§ Exercise instructions: Only the pictures are dropped. Restate each line below word for word.

App and web page records
-- Opening Marker --

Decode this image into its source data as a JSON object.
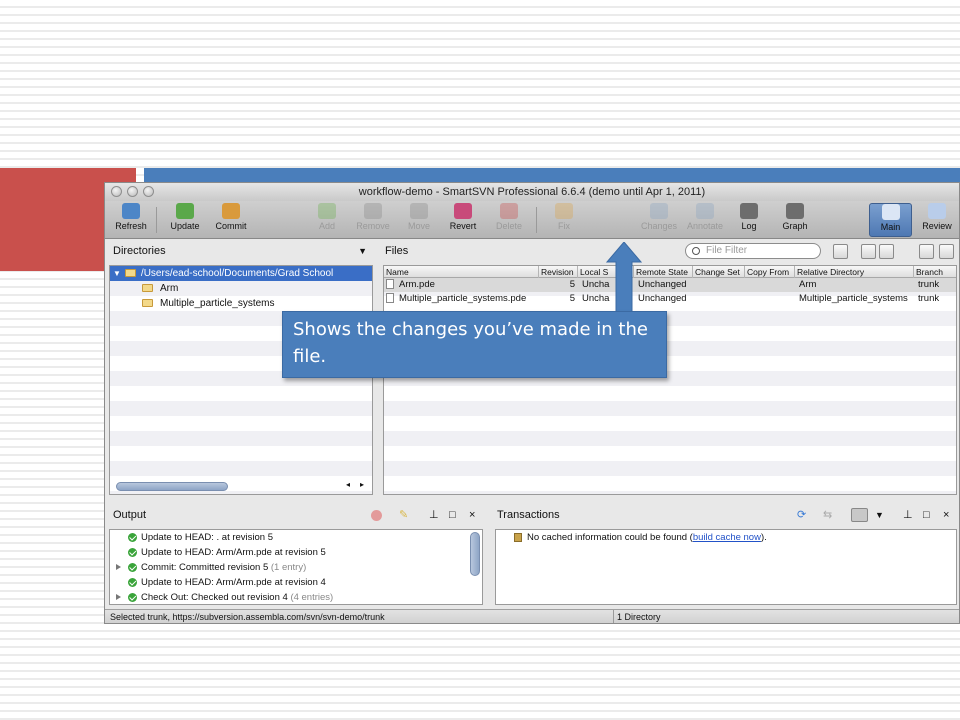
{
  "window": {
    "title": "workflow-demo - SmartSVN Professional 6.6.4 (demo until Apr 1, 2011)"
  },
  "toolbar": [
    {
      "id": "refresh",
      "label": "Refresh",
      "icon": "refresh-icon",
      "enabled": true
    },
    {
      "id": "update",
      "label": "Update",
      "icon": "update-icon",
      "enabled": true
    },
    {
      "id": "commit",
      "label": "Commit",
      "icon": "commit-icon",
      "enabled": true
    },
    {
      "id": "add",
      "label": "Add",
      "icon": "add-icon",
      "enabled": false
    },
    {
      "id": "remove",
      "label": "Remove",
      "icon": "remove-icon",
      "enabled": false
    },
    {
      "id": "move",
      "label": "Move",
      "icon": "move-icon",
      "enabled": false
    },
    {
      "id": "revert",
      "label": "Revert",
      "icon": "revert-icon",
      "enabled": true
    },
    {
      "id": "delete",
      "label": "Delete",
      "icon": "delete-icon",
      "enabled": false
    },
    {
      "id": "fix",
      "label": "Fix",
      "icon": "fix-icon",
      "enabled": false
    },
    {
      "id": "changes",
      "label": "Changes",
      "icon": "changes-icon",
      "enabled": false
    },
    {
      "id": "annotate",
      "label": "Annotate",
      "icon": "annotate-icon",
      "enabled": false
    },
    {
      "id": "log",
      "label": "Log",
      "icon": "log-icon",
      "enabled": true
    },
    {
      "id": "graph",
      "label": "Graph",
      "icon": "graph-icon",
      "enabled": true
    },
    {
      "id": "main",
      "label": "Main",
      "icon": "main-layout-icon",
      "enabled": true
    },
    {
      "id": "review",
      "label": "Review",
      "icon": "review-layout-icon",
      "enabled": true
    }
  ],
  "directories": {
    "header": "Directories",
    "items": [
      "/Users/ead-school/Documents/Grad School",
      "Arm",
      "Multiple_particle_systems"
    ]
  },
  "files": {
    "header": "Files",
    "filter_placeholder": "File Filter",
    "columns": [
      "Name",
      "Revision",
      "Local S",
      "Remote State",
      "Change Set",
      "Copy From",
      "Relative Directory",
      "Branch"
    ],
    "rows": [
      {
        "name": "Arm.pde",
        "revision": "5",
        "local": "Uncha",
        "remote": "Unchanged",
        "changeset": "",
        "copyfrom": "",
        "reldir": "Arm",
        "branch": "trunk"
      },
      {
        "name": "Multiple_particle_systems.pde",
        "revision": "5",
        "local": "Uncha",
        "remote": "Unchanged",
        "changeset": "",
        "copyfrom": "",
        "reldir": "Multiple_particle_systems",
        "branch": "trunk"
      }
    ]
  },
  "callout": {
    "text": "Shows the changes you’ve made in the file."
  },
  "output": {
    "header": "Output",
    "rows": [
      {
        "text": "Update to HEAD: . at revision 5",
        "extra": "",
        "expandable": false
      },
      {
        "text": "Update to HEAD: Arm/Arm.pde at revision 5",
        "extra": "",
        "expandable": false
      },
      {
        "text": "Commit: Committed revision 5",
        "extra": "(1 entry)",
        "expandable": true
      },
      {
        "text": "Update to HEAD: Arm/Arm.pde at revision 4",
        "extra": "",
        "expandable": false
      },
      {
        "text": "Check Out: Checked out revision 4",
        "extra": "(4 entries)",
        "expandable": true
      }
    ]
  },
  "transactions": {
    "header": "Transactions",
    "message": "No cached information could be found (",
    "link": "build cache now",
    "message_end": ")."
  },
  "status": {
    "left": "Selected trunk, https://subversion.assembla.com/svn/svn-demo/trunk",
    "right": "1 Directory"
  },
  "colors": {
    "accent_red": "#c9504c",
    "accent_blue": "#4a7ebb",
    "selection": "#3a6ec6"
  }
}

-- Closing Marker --

§ Written response:
Decode this image into its source data as a JSON object.
{
  "window": {
    "title": "workflow-demo - SmartSVN Professional 6.6.4 (demo until Apr 1, 2011)"
  },
  "toolbar": [
    {
      "id": "refresh",
      "label": "Refresh",
      "icon": "refresh-icon",
      "enabled": true
    },
    {
      "id": "update",
      "label": "Update",
      "icon": "update-icon",
      "enabled": true
    },
    {
      "id": "commit",
      "label": "Commit",
      "icon": "commit-icon",
      "enabled": true
    },
    {
      "id": "add",
      "label": "Add",
      "icon": "add-icon",
      "enabled": false
    },
    {
      "id": "remove",
      "label": "Remove",
      "icon": "remove-icon",
      "enabled": false
    },
    {
      "id": "move",
      "label": "Move",
      "icon": "move-icon",
      "enabled": false
    },
    {
      "id": "revert",
      "label": "Revert",
      "icon": "revert-icon",
      "enabled": true
    },
    {
      "id": "delete",
      "label": "Delete",
      "icon": "delete-icon",
      "enabled": false
    },
    {
      "id": "fix",
      "label": "Fix",
      "icon": "fix-icon",
      "enabled": false
    },
    {
      "id": "changes",
      "label": "Changes",
      "icon": "changes-icon",
      "enabled": false
    },
    {
      "id": "annotate",
      "label": "Annotate",
      "icon": "annotate-icon",
      "enabled": false
    },
    {
      "id": "log",
      "label": "Log",
      "icon": "log-icon",
      "enabled": true
    },
    {
      "id": "graph",
      "label": "Graph",
      "icon": "graph-icon",
      "enabled": true
    },
    {
      "id": "main",
      "label": "Main",
      "icon": "main-layout-icon",
      "enabled": true
    },
    {
      "id": "review",
      "label": "Review",
      "icon": "review-layout-icon",
      "enabled": true
    }
  ],
  "directories": {
    "header": "Directories",
    "items": [
      "/Users/ead-school/Documents/Grad School",
      "Arm",
      "Multiple_particle_systems"
    ]
  },
  "files": {
    "header": "Files",
    "filter_placeholder": "File Filter",
    "columns": [
      "Name",
      "Revision",
      "Local S",
      "Remote State",
      "Change Set",
      "Copy From",
      "Relative Directory",
      "Branch"
    ],
    "rows": [
      {
        "name": "Arm.pde",
        "revision": "5",
        "local": "Uncha",
        "remote": "Unchanged",
        "changeset": "",
        "copyfrom": "",
        "reldir": "Arm",
        "branch": "trunk"
      },
      {
        "name": "Multiple_particle_systems.pde",
        "revision": "5",
        "local": "Uncha",
        "remote": "Unchanged",
        "changeset": "",
        "copyfrom": "",
        "reldir": "Multiple_particle_systems",
        "branch": "trunk"
      }
    ]
  },
  "callout": {
    "text": "Shows the changes you’ve made in the file."
  },
  "output": {
    "header": "Output",
    "rows": [
      {
        "text": "Update to HEAD: . at revision 5",
        "extra": "",
        "expandable": false
      },
      {
        "text": "Update to HEAD: Arm/Arm.pde at revision 5",
        "extra": "",
        "expandable": false
      },
      {
        "text": "Commit: Committed revision 5",
        "extra": "(1 entry)",
        "expandable": true
      },
      {
        "text": "Update to HEAD: Arm/Arm.pde at revision 4",
        "extra": "",
        "expandable": false
      },
      {
        "text": "Check Out: Checked out revision 4",
        "extra": "(4 entries)",
        "expandable": true
      }
    ]
  },
  "transactions": {
    "header": "Transactions",
    "message": "No cached information could be found (",
    "link": "build cache now",
    "message_end": ")."
  },
  "status": {
    "left": "Selected trunk, https://subversion.assembla.com/svn/svn-demo/trunk",
    "right": "1 Directory"
  },
  "colors": {
    "accent_red": "#c9504c",
    "accent_blue": "#4a7ebb",
    "selection": "#3a6ec6"
  }
}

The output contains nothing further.